▸ **Work order**
Find the lines holding the string "from" in the data, then copy all of them.

▸ **Source material**
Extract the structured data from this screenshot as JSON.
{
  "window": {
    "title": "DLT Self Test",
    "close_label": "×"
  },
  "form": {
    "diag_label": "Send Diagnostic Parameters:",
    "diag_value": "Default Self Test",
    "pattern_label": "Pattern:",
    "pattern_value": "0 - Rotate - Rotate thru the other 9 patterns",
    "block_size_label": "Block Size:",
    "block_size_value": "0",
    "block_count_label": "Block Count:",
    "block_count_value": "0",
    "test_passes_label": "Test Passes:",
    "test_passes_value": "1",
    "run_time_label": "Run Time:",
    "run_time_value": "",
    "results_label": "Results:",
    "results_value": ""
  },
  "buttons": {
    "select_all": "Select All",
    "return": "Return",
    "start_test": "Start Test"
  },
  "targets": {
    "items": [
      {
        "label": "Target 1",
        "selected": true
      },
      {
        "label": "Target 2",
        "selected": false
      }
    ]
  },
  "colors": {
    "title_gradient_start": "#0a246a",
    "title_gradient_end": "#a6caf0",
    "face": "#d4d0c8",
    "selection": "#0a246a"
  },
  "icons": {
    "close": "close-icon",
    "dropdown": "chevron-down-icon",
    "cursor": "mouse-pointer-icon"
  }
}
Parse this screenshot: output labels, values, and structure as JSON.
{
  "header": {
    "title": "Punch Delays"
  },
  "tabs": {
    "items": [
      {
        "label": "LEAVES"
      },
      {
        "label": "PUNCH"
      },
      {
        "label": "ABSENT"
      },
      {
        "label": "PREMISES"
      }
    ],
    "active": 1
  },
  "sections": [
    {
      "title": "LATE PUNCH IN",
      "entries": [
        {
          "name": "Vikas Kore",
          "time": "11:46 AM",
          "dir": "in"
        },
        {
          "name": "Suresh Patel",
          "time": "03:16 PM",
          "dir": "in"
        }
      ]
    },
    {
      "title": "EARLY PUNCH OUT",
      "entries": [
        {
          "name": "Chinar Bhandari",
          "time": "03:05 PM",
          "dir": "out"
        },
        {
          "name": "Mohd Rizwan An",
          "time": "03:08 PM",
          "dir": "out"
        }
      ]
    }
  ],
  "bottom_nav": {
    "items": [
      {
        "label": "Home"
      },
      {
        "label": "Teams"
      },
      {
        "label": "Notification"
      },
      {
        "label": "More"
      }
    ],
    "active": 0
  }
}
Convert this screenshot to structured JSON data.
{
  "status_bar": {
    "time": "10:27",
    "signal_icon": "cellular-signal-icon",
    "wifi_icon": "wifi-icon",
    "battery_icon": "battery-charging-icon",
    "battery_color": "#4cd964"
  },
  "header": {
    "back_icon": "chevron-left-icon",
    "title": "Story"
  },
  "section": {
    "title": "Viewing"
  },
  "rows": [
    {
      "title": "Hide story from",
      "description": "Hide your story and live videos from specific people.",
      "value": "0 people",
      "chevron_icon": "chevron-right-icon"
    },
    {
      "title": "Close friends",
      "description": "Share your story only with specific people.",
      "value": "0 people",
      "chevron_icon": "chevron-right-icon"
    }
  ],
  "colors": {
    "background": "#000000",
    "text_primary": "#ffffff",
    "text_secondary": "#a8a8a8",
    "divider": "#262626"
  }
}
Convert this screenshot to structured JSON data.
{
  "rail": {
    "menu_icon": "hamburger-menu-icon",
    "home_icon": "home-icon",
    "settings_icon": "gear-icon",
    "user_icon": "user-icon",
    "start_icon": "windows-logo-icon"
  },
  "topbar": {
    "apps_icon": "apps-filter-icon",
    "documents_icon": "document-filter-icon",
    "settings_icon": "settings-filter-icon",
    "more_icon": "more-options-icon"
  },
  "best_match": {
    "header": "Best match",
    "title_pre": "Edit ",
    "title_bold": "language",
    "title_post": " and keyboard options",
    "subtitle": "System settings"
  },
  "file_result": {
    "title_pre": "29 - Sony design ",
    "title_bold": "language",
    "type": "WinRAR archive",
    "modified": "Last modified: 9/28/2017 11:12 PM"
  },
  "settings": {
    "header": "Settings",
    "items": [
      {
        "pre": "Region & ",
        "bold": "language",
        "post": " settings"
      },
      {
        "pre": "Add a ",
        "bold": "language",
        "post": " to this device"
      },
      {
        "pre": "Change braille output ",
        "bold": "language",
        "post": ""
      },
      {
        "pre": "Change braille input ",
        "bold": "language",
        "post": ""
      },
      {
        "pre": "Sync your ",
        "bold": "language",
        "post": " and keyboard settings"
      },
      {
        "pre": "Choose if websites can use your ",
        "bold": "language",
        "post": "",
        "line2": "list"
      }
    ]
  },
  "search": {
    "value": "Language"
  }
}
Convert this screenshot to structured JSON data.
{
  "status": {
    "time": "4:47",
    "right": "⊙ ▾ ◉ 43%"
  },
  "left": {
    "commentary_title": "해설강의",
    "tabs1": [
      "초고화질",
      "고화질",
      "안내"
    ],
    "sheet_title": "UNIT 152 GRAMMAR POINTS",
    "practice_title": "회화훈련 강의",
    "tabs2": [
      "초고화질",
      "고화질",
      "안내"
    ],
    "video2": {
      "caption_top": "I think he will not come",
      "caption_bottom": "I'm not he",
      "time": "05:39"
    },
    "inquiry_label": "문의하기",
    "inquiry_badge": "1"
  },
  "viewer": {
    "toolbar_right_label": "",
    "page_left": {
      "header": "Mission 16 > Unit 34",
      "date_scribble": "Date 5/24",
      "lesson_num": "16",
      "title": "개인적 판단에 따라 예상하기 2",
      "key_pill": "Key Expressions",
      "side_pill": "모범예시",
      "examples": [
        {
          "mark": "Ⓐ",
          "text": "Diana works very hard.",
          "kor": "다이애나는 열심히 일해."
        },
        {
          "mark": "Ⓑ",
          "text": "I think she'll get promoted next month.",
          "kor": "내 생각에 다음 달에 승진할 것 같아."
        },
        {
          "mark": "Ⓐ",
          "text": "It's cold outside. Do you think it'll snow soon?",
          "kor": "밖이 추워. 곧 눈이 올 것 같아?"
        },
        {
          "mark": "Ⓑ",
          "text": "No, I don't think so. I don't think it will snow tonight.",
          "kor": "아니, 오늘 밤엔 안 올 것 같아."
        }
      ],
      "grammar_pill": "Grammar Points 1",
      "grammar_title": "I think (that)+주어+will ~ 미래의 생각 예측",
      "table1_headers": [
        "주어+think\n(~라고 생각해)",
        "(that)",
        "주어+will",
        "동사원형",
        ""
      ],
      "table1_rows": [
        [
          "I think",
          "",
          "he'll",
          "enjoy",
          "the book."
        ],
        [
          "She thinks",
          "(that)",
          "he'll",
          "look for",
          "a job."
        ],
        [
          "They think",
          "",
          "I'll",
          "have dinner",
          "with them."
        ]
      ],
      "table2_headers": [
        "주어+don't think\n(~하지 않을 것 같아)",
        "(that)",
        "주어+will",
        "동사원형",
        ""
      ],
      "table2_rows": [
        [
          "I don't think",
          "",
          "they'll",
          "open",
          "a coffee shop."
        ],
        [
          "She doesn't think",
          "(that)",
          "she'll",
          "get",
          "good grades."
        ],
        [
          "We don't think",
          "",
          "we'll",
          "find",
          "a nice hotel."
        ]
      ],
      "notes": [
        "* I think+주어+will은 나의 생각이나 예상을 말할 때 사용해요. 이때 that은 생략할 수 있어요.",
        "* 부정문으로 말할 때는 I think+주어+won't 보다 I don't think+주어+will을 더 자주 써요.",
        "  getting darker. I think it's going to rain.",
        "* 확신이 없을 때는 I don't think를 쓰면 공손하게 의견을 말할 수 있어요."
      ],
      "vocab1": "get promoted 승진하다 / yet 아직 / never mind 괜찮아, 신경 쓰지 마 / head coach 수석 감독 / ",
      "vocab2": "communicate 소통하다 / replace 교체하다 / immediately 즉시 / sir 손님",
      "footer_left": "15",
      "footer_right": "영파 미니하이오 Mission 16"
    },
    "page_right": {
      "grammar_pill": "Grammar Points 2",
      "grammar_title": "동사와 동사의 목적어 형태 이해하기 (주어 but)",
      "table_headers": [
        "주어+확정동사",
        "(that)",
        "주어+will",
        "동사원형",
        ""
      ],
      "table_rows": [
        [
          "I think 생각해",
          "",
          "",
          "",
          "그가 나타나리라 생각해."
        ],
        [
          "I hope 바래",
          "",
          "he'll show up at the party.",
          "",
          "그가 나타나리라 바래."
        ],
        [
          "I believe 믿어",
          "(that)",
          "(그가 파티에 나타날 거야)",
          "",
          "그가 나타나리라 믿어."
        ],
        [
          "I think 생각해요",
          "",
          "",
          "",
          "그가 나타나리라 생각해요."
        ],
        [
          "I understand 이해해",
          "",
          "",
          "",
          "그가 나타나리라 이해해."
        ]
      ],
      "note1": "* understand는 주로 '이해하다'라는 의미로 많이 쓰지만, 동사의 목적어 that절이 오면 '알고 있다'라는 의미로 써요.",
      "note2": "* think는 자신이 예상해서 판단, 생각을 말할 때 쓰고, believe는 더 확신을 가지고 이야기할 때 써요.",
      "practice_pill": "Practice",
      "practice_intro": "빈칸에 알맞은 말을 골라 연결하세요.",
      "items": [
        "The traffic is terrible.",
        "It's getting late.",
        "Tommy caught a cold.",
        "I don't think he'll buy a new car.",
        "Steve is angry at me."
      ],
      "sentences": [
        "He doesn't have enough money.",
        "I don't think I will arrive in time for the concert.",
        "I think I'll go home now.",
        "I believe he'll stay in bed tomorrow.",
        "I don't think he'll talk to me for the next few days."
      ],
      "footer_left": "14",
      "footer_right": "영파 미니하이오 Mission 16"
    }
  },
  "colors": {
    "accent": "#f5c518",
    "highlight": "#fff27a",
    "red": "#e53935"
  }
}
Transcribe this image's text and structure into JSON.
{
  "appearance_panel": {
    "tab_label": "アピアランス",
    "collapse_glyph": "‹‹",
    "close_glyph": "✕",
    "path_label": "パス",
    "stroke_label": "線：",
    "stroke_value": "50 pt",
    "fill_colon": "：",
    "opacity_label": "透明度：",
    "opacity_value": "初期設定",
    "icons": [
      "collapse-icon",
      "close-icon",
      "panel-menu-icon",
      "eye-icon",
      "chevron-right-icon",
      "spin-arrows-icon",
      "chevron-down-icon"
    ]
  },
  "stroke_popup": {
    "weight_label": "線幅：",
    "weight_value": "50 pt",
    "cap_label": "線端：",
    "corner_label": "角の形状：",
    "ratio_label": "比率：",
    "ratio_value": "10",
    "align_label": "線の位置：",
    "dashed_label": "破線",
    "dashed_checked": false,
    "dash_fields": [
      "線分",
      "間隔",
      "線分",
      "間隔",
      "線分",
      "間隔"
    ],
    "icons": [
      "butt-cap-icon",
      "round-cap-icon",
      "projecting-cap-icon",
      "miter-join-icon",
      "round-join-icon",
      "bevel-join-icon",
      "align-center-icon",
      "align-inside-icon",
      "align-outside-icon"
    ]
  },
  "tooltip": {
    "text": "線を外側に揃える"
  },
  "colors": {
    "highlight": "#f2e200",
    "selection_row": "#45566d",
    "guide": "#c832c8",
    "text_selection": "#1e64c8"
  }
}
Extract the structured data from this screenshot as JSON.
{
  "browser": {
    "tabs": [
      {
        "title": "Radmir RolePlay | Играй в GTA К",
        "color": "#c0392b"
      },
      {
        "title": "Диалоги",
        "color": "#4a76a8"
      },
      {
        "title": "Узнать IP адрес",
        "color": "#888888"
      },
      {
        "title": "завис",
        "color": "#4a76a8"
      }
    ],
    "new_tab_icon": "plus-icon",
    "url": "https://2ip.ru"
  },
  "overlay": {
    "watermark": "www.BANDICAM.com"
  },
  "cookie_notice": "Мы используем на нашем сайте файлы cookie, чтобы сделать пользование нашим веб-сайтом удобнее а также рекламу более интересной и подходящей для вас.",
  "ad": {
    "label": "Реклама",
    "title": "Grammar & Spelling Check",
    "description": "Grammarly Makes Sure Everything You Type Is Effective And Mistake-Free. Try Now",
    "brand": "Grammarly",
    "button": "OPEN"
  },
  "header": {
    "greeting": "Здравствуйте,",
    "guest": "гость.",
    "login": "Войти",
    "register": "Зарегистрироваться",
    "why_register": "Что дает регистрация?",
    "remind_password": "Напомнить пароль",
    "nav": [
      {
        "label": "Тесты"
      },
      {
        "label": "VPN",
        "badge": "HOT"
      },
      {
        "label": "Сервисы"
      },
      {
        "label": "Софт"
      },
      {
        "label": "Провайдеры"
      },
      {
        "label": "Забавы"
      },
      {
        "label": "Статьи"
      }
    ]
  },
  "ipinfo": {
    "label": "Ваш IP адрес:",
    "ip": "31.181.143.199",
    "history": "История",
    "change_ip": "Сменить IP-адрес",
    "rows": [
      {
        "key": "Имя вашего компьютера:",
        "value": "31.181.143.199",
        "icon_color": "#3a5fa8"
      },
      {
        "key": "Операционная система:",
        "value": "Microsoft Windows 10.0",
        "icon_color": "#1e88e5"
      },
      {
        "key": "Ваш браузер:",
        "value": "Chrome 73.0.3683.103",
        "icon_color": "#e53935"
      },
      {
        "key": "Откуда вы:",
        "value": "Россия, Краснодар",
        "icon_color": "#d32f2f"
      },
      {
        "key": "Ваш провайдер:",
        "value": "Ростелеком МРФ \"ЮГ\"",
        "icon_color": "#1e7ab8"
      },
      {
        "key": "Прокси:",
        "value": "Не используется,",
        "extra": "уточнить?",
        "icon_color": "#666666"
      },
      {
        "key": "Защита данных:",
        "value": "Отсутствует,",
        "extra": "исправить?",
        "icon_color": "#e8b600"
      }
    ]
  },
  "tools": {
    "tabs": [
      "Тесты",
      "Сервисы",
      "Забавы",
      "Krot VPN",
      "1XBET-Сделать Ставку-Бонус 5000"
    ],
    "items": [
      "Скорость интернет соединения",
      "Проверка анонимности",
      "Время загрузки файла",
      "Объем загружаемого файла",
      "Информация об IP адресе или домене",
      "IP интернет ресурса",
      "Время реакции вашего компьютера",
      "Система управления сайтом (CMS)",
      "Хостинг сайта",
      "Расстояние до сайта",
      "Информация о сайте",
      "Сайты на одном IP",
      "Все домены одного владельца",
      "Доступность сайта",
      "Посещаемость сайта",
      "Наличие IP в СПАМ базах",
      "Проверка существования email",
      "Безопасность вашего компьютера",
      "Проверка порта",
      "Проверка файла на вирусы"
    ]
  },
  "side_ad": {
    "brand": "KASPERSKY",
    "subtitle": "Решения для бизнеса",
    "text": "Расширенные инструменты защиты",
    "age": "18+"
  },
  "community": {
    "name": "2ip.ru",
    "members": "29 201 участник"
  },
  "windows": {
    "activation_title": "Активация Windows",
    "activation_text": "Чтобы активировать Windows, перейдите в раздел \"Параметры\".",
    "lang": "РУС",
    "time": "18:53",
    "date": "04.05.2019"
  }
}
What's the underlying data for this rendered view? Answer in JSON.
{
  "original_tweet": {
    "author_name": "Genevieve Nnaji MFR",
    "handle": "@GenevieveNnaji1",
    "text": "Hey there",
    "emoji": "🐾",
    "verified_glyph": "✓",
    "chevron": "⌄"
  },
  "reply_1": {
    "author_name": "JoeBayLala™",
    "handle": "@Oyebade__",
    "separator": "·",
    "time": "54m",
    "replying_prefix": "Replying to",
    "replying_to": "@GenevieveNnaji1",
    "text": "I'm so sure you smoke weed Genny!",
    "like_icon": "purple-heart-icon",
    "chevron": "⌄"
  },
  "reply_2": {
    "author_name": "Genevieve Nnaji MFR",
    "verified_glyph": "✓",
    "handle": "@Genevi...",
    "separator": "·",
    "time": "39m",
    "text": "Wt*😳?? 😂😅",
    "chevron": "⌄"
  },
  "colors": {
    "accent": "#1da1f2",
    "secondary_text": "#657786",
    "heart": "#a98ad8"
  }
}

▸ **Solution**
Extract the structured data from this screenshot as JSON.
      "title": "Hide story from",
      "description": "Hide your story and live videos from specific people.",
Extract the structured data from this screenshot as JSON.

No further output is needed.